No rush on action is recommended. We have him contained. He has a cabin in the north. I mentioned it might be a good idea if he took off for a while and to call me when he arrived. We could discuss the situation. He appeared relieved. This would be a perfect location if required. One strange thing, he left via a GTV, ground transport vehicle. Is he a woodman and didn't mention that in his "confession"? If the decision to proceed is given I wish not to be involved; but if ordered. Otherwise I recommend a heightened surveillance with cleansing actions only if leakage is determined.

End of Report


As she left the Library of Congress that early morning, Si-Yue Shang looked around and out at the beautiful city with the buildings and monuments of and to the Republic for which they stood. The foundations of a new world order were made here. It was an incredible experiment, started in 1776. The flag still flew there in the front court yard, red and white stripes and a blue field with 51 white stars.

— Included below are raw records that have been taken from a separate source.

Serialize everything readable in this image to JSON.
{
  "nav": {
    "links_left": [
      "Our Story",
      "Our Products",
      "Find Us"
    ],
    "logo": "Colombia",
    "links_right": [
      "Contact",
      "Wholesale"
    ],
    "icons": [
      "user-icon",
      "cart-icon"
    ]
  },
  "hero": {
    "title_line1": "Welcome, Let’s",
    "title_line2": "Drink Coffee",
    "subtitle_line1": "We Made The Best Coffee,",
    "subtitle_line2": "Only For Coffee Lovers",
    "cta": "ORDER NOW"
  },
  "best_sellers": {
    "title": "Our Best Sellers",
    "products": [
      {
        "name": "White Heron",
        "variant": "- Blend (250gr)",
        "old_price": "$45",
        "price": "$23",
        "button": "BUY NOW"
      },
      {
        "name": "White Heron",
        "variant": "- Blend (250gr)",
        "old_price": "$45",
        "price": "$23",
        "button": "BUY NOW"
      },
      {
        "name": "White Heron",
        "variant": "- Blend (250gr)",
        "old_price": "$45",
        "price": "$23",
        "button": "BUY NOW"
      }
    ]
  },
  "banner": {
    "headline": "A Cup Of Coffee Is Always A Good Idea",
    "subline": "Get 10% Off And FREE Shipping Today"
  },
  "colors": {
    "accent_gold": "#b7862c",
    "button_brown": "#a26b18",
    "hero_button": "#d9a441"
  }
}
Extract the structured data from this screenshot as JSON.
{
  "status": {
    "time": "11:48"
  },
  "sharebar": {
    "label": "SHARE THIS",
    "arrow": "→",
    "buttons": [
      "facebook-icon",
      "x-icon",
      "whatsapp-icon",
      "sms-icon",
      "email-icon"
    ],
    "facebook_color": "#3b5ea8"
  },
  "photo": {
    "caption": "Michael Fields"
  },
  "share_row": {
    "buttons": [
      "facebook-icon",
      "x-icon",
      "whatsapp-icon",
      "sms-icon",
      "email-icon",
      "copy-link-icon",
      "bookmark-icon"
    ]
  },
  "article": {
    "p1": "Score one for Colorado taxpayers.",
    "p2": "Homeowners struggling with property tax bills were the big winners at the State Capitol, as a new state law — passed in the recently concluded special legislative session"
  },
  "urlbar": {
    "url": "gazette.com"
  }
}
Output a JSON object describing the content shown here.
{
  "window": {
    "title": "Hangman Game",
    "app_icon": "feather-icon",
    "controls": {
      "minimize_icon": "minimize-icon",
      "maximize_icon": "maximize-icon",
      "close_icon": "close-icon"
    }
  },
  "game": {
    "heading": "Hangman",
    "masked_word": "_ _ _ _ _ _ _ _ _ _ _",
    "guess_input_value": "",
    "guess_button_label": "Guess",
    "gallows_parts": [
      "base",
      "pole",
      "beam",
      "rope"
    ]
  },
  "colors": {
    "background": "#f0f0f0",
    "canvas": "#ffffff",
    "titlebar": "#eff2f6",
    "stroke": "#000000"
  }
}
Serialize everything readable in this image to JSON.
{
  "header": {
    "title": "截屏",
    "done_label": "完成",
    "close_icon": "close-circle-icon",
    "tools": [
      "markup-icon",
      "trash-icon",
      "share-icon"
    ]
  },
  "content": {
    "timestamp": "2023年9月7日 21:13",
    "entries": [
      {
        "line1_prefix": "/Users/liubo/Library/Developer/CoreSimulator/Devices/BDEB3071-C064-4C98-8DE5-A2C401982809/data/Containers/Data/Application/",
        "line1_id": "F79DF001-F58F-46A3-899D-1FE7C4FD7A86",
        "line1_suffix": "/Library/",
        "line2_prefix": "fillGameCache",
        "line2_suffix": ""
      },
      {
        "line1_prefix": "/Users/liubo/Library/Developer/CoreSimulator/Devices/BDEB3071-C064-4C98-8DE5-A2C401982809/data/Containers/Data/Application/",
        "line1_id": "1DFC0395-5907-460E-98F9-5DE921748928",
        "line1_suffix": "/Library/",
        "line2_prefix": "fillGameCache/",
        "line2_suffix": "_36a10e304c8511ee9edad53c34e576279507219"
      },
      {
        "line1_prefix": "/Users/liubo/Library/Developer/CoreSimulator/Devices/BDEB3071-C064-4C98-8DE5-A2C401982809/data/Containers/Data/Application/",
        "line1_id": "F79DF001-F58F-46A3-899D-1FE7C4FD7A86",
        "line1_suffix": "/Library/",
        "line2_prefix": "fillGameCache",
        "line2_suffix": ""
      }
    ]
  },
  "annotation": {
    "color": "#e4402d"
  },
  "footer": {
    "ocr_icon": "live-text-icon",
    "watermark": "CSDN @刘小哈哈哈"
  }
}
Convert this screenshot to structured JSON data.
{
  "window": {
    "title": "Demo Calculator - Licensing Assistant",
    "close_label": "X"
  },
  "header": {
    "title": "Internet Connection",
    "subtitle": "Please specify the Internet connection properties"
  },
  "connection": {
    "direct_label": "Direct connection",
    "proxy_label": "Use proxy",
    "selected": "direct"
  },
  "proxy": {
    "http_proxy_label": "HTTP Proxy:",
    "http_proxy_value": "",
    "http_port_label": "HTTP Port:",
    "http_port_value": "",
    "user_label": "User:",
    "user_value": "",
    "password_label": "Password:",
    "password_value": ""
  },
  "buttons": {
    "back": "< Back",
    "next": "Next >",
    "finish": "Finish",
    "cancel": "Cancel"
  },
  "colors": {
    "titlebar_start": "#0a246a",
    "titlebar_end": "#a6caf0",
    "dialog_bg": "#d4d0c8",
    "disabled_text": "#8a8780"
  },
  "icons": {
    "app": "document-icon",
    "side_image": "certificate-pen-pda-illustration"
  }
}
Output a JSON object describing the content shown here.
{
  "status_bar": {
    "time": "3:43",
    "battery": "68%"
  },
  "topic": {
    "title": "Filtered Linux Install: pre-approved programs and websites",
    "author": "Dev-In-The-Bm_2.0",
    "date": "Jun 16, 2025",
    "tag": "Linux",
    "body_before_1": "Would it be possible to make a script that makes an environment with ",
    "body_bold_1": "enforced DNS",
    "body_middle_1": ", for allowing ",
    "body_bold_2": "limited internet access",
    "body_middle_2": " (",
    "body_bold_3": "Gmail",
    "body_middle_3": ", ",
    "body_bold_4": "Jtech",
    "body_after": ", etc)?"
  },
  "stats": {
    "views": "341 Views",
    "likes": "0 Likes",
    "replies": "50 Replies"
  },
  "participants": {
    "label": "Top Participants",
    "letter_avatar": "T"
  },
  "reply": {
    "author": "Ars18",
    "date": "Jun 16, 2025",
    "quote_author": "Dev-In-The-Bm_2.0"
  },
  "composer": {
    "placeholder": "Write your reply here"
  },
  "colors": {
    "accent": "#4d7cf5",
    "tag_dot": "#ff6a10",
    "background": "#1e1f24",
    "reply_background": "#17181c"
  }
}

. The crimson star in the middle of the blue field seemed just right.


From the Personal Journal of Rick Stevens (hand-written)

You know even though the cabin sounds good, I've never been to the newly Independent Nation State of Puerto Rico. My old friend once said I should look him up. He's in Charleston on his yacht. I hate the ocean, stay away as much as possible, but, what the hell. I've never done this before.


© 2008 Richard Tornello

Bio: Richard Tornello is a business owner/consultant/technical recruiter with 28+ years experience, married and kept by one very neurotic cat Stella. He has a degree from Rutgers University in Asian Studies, but swears that no government agents have been "interviewing" him regarding his extracurricular research activities. Richard's poetry and fiction has appeared a number of times in Aphelion, most recently the story Reflective Glass (December, 2007) and the trio of related poems Stratification, Stratification 2, and Stratification 3 (March 2008).

E-mail: Richard Tornello

Comment on this story in the Aphelion Forum

Return to Aphelion's Index page.